The parties were married for more than twenty-five years and had three daughters. The parties are of Egyptian background, have family living in Egypt and traveled frequently to Egypt. Defendant was a physician licensed to practice in New Jersey but, according to the papers he submitted in support of his motion, was no longer licensed. It is unclear from the record whether this loss of license is temporary or permanent and whether it is the result of a voluntary action on defendant's part or the result of action by the Board of Medical Examiners.
At the time of the hearing on plaintiff's complaint, defendant was in Egypt and he did not appear to contest any of plaintiff's claims. When the divorce proceeding commenced, however, defendant was represented by counsel, who filed an answer on defendant's behalf. Defendant participated in that proceeding to some extent, even going so far as to file a motion to vacate an order granting plaintiff pendente lite support. That motion was denied. The attorneys exchanged correspondence seeking to resolve the question of equitable distribution. Those efforts were unsuccessful, however. Defendant did not provide discovery and eventually default was entered against him.
Plaintiff, in accordance with Rule 5:5-10, served a notice of proposed equitable distribution upon defendant's attorney. Defendant did not respond and made no appearance at the hearing.
In support of his motion to set aside that judgment, defendant presented to the trial court various items intended to demonstrate that the results of the equitable distribution awarded to plaintiff were unfair to him. He presents those same contentions to us.
We, however, are not called upon to consider whether the equitable distribution provisions of the judgment of divorce are supported by the record of the default hearing. The only question before us is whether the trial court erred when it denied defendant's motion to reopen that judgment. As to that question, we are satisfied defendant has not established any reversible error.
As we noted, defendant sought relief under Rule 4:50-1; he was thus required to meet the conditions of that rule in order to obtain relief. One of those conditions is a showing of excusable neglect. Dynasty Bldg. Corp. v. Ackerman, 376 N.J. Super. 280, 285 (App. Div. 2005). That condition is equally applicable to motions to set aside a default judgment for support and equitable distribution. Haber v. Haber, 253 N.J. Super. 413, 417 (App. Div. 1992). The Supreme Court has described excusable neglect as "an honest mistake that is compatible with due diligence or reasonable prudence." Mancini v. EDS, 132 N.J. 330, 335 (1993) (citations omitted).
The record is barren of anything that would support an inference of excusable neglect on defendant's part.
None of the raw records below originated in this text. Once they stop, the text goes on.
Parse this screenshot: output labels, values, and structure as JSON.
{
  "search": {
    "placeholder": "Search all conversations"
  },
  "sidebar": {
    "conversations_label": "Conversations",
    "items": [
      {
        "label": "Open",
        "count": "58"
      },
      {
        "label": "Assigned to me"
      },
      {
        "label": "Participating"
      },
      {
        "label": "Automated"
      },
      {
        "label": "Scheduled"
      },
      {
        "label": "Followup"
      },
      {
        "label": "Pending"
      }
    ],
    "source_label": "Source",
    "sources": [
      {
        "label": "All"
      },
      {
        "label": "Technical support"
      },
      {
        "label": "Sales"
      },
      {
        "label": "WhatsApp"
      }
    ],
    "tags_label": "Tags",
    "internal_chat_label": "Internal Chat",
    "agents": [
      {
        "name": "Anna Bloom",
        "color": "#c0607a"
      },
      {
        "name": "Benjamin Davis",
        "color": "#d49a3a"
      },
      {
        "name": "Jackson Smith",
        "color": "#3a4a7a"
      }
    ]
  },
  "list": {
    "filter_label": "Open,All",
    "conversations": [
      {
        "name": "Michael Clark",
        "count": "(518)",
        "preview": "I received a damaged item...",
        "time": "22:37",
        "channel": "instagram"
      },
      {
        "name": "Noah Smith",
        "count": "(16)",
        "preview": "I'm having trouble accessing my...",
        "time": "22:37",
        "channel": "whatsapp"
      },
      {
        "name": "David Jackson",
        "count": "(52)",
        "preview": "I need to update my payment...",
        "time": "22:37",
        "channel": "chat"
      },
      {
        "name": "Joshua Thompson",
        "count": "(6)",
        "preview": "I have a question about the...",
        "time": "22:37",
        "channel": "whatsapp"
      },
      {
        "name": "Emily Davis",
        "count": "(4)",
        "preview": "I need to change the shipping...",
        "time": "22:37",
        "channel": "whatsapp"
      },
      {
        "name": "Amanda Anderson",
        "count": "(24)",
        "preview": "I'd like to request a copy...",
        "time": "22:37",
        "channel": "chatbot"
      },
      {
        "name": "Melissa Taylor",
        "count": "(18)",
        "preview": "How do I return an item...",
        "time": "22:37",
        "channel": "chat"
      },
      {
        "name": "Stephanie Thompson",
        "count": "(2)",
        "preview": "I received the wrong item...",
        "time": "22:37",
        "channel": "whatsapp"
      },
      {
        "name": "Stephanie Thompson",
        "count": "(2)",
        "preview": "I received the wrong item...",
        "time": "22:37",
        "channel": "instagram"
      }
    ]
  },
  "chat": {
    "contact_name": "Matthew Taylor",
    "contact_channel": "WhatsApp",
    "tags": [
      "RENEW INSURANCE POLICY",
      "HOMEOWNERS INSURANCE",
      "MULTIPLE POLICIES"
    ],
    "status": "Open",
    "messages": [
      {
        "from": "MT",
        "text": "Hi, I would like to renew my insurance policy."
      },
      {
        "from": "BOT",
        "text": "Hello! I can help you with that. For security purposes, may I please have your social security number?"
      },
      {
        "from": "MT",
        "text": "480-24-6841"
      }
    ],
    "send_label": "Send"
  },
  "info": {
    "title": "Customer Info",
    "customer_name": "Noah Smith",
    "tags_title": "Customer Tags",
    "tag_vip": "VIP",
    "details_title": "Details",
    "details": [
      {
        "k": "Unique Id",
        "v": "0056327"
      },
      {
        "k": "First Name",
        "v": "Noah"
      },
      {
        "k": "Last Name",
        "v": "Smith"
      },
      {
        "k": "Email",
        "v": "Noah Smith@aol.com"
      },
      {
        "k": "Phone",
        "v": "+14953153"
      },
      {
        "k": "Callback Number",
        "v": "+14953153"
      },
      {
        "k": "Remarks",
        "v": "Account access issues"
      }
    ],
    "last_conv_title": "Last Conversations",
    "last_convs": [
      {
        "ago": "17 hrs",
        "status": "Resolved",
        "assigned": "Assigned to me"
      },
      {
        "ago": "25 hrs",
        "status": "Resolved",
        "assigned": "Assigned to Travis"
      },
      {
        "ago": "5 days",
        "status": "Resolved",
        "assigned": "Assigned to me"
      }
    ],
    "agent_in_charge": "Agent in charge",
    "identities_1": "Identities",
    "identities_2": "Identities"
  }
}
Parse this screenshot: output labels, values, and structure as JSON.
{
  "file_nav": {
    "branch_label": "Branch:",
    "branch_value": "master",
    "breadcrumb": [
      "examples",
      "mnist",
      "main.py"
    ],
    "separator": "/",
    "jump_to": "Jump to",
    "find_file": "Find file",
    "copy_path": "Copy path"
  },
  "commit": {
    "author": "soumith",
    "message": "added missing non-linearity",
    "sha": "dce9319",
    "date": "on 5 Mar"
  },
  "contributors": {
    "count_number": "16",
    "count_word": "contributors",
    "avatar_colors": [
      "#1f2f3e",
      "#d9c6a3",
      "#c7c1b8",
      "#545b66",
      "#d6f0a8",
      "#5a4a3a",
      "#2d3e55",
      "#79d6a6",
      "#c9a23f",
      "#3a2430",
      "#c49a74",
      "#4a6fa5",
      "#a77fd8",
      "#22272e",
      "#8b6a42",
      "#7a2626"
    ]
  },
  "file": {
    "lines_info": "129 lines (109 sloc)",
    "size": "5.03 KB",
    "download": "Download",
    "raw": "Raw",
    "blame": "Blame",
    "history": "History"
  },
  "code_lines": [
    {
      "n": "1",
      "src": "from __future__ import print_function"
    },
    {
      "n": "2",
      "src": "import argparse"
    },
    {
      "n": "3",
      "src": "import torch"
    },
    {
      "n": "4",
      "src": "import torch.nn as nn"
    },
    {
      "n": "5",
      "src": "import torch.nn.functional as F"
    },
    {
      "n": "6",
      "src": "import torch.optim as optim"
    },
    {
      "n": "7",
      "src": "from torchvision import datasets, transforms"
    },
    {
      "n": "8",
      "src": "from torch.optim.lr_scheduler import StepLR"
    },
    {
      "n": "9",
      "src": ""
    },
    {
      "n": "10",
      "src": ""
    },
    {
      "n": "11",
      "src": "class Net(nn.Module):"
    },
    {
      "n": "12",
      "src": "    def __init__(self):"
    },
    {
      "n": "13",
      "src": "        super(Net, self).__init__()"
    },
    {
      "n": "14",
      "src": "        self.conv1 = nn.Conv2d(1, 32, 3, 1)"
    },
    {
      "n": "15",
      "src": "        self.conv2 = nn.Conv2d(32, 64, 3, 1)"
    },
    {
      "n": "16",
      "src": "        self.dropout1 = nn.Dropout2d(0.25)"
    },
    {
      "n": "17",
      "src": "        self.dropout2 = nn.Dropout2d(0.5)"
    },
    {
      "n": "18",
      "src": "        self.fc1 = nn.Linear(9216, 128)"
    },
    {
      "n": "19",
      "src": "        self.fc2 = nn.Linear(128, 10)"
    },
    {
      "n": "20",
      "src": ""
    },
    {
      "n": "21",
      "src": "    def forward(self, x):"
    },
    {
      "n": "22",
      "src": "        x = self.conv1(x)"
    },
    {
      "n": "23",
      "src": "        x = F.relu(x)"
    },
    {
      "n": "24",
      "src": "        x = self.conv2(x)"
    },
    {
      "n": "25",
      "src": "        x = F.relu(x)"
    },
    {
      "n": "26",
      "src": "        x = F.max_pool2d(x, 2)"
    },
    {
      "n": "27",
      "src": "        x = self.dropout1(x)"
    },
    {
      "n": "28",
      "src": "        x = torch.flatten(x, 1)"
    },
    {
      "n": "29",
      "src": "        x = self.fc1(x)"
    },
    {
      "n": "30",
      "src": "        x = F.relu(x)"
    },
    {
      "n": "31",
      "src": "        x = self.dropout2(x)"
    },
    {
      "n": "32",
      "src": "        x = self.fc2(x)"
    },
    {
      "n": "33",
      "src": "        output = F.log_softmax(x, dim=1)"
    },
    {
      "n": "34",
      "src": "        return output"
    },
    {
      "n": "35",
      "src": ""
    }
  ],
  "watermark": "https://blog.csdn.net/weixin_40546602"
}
Defendant included as part of his motion papers a letter from a physician stating that defendant suffered from depression. The opinion expressed within that letter, however, dealt only with defendant's fitness to practice medicine, not with his ability to assist his counsel in connection with a ...